To contribute to the project, one of PHP’s next visitors is photographer Joe Brook – a former resident of Detroit, now residing in California’s Bay Area, who is known for his skate photography and has contacts with skate park designers and facilitators, Grindline.
The Skate House project is set to transform 4 empty lots into a skate park incorporating sculpture, trees and the home | © Mitch Cope
In comment to how the efforts of PHP have so far been a benefit to the neighborhood and its inhabitants – a diverse mix, including Polish, Bangladeshi and African Americans, Reichert states that the “art projects are integrated into the daily life of the community” through a variety of interactions including exhibitions held within the houses, open houses, dinners hosted by current Power House resident Marsille and less formal, “everyday” interactions: “When the Juxtapoz houses [were being worked on] the neighbors were curious. They stopped by and looked. This created interaction,” said Reichert.
In addition, Reichert mentions the formation of a block club, which has involved neighborhood cleanups and a chance to discuss new issues where PHP can get other members of the neighborhood to act.
“We are building up a network. It starts with the artists, but quickly involves other members of the community.”
More desirability has been created, which in the last year, has resulted in more residents moving in. In contribution to this effect, PHP worked with the Boarding Coalition, a project of Community Legal Resources and their Detroit Vacant Property initiative, which saw the boarding up of approximately 25 open houses (all under tax foreclosure) in the neighborhood.
“Once that happens people will leave them alone,” said Reichert.
PHP works with their neighbors to haul away debris from a backyard. The camera is mounted on “The neighborhood machine” – a bobcat, aka “hoodcat”, which is part sculpture, part functioning tool | © Mitch Cope
As for the organization’s more long-term goals, they would like to activate the project beyond its current four or five block radius into a larger area, as well as get each of the artist interventions to a certain phase of stabilization, for example, transferring ownership of some of the properties to the artists. This has already happened in the case of one of the homes included in the Juxtapoz project, which was purchased by two of the participating artists the following year.
PHP also has plans to incorporate an educational component in the form of workshops.
“It’s really looking at the changing field of art and design education and how being in the city of Detroit can offer new models for research, investigations and making,” explained Reichert.
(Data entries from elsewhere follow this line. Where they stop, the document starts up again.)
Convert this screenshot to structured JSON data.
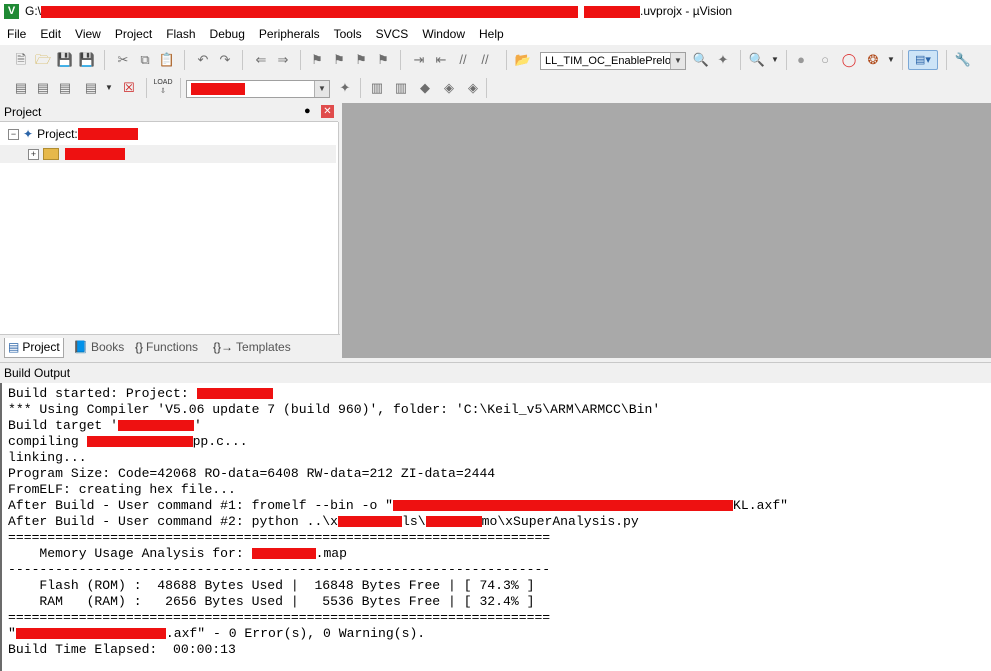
{
  "window": {
    "title_prefix": "G:\\",
    "title_suffix": ".uvprojx - µVision",
    "app_icon_glyph": "V"
  },
  "menu": [
    "File",
    "Edit",
    "View",
    "Project",
    "Flash",
    "Debug",
    "Peripherals",
    "Tools",
    "SVCS",
    "Window",
    "Help"
  ],
  "toolbar1": {
    "target_combo": "LL_TIM_OC_EnablePreloa"
  },
  "toolbar2": {
    "load_label": "LOAD"
  },
  "project_panel": {
    "title": "Project",
    "pin_glyph": "❀",
    "root_label": "Project: ",
    "tabs": [
      "Project",
      "Books",
      "Functions",
      "Templates"
    ]
  },
  "build_output": {
    "title": "Build Output",
    "lines": {
      "l1": "Build started: Project: ",
      "l2": "*** Using Compiler 'V5.06 update 7 (build 960)', folder: 'C:\\Keil_v5\\ARM\\ARMCC\\Bin'",
      "l3a": "Build target '",
      "l3b": "'",
      "l4a": "compiling ",
      "l4b": "pp.c...",
      "l5": "linking...",
      "l6": "Program Size: Code=42068 RO-data=6408 RW-data=212 ZI-data=2444",
      "l7": "FromELF: creating hex file...",
      "l8a": "After Build - User command #1: fromelf --bin -o \"",
      "l8b": "KL.axf\"",
      "l9a": "After Build - User command #2: python ..\\x",
      "l9b": "ls\\",
      "l9c": "mo\\xSuperAnalysis.py",
      "l10": "=====================================================================",
      "l11a": "    Memory Usage Analysis for: ",
      "l11b": ".map",
      "l12": "---------------------------------------------------------------------",
      "l13": "    Flash (ROM) :  48688 Bytes Used |  16848 Bytes Free | [ 74.3% ]",
      "l14": "    RAM   (RAM) :   2656 Bytes Used |   5536 Bytes Free | [ 32.4% ]",
      "l15": "=====================================================================",
      "l16a": "\"",
      "l16b": ".axf\" - 0 Error(s), 0 Warning(s).",
      "l17": "Build Time Elapsed:  00:00:13"
    }
  }
}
In addition, PHP would like to formalize some of their strategies to spread their experiences beyond the borders of Detroit.
“We would like to develop a model that could be applied to other places, “ Reichert said.